▸ Required action: Would you restate every entry below word for word? Leave out the pictures.

▸ Record excerpts:
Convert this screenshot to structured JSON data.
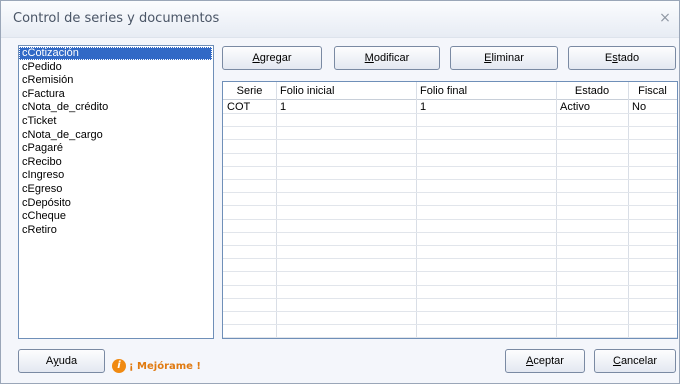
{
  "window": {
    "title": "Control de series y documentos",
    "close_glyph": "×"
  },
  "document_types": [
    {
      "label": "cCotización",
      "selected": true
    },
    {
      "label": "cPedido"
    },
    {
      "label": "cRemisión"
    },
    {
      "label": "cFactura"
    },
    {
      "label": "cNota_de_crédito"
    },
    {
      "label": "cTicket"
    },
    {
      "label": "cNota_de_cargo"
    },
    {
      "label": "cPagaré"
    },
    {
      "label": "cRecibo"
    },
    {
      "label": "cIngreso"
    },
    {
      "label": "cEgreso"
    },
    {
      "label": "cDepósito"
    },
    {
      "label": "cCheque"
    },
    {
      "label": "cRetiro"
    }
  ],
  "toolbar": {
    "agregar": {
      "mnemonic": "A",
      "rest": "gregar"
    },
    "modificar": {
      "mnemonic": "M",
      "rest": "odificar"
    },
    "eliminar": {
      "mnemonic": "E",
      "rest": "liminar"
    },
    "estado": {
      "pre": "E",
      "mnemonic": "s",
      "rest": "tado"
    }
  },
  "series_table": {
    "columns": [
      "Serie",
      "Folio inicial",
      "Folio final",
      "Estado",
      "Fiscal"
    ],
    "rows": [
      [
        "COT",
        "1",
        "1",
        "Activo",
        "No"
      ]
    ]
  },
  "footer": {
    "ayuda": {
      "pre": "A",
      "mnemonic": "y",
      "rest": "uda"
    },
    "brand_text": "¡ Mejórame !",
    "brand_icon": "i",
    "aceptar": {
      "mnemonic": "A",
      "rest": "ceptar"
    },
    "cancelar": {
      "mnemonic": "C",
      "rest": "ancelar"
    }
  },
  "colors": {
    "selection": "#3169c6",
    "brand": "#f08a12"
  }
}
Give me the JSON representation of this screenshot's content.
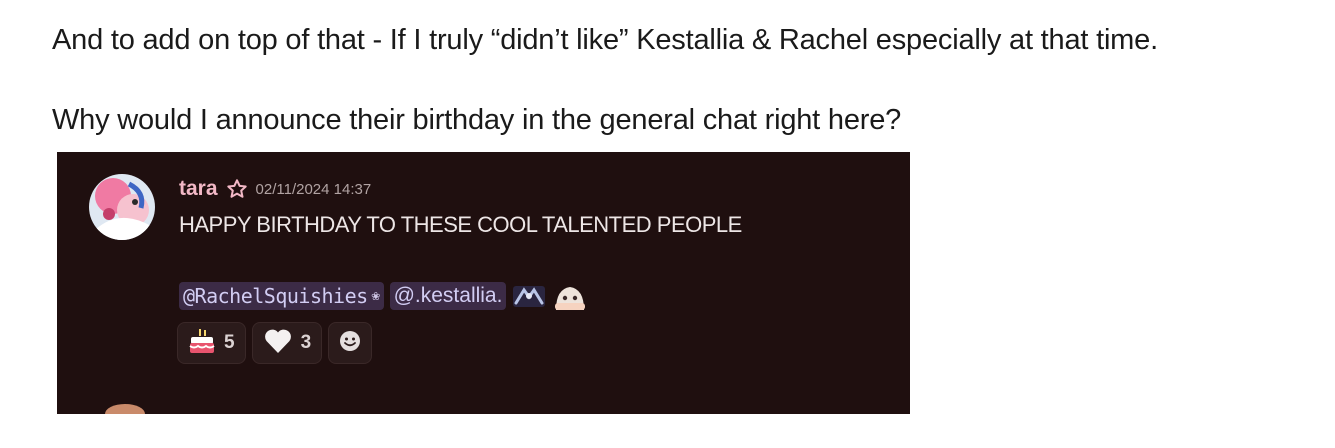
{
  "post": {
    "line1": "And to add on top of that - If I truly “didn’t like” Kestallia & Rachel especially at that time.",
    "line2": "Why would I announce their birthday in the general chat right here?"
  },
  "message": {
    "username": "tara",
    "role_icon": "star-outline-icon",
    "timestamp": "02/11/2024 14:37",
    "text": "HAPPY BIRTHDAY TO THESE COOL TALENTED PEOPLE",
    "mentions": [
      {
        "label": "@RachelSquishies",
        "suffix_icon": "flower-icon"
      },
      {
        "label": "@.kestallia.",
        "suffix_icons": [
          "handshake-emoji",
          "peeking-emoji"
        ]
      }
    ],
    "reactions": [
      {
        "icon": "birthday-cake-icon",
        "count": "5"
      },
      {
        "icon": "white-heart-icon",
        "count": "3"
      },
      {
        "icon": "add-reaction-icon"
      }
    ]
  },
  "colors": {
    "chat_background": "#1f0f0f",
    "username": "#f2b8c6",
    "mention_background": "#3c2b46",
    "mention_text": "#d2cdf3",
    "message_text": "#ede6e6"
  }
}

▸ Task output:
Convert this screenshot to structured JSON data.
{
  "window": {
    "title": "Control de series y documentos",
    "close_glyph": "×"
  },
  "document_types": [
    {
      "label": "cCotización",
      "selected": true
    },
    {
      "label": "cPedido"
    },
    {
      "label": "cRemisión"
    },
    {
      "label": "cFactura"
    },
    {
      "label": "cNota_de_crédito"
    },
    {
      "label": "cTicket"
    },
    {
      "label": "cNota_de_cargo"
    },
    {
      "label": "cPagaré"
    },
    {
      "label": "cRecibo"
    },
    {
      "label": "cIngreso"
    },
    {
      "label": "cEgreso"
    },
    {
      "label": "cDepósito"
    },
    {
      "label": "cCheque"
    },
    {
      "label": "cRetiro"
    }
  ],
  "toolbar": {
    "agregar": {
      "mnemonic": "A",
      "rest": "gregar"
    },
    "modificar": {
      "mnemonic": "M",
      "rest": "odificar"
    },
    "eliminar": {
      "mnemonic": "E",
      "rest": "liminar"
    },
    "estado": {
      "pre": "E",
      "mnemonic": "s",
      "rest": "tado"
    }
  },
  "series_table": {
    "columns": [
      "Serie",
      "Folio inicial",
      "Folio final",
      "Estado",
      "Fiscal"
    ],
    "rows": [
      [
        "COT",
        "1",
        "1",
        "Activo",
        "No"
      ]
    ]
  },
  "footer": {
    "ayuda": {
      "pre": "A",
      "mnemonic": "y",
      "rest": "uda"
    },
    "brand_text": "¡ Mejórame !",
    "brand_icon": "i",
    "aceptar": {
      "mnemonic": "A",
      "rest": "ceptar"
    },
    "cancelar": {
      "mnemonic": "C",
      "rest": "ancelar"
    }
  },
  "colors": {
    "selection": "#3169c6",
    "brand": "#f08a12"
  }
}
Give me the JSON representation of this screenshot's content.
{
  "post": {
    "line1": "And to add on top of that - If I truly “didn’t like” Kestallia & Rachel especially at that time.",
    "line2": "Why would I announce their birthday in the general chat right here?"
  },
  "message": {
    "username": "tara",
    "role_icon": "star-outline-icon",
    "timestamp": "02/11/2024 14:37",
    "text": "HAPPY BIRTHDAY TO THESE COOL TALENTED PEOPLE",
    "mentions": [
      {
        "label": "@RachelSquishies",
        "suffix_icon": "flower-icon"
      },
      {
        "label": "@.kestallia.",
        "suffix_icons": [
          "handshake-emoji",
          "peeking-emoji"
        ]
      }
    ],
    "reactions": [
      {
        "icon": "birthday-cake-icon",
        "count": "5"
      },
      {
        "icon": "white-heart-icon",
        "count": "3"
      },
      {
        "icon": "add-reaction-icon"
      }
    ]
  },
  "colors": {
    "chat_background": "#1f0f0f",
    "username": "#f2b8c6",
    "mention_background": "#3c2b46",
    "mention_text": "#d2cdf3",
    "message_text": "#ede6e6"
  }
}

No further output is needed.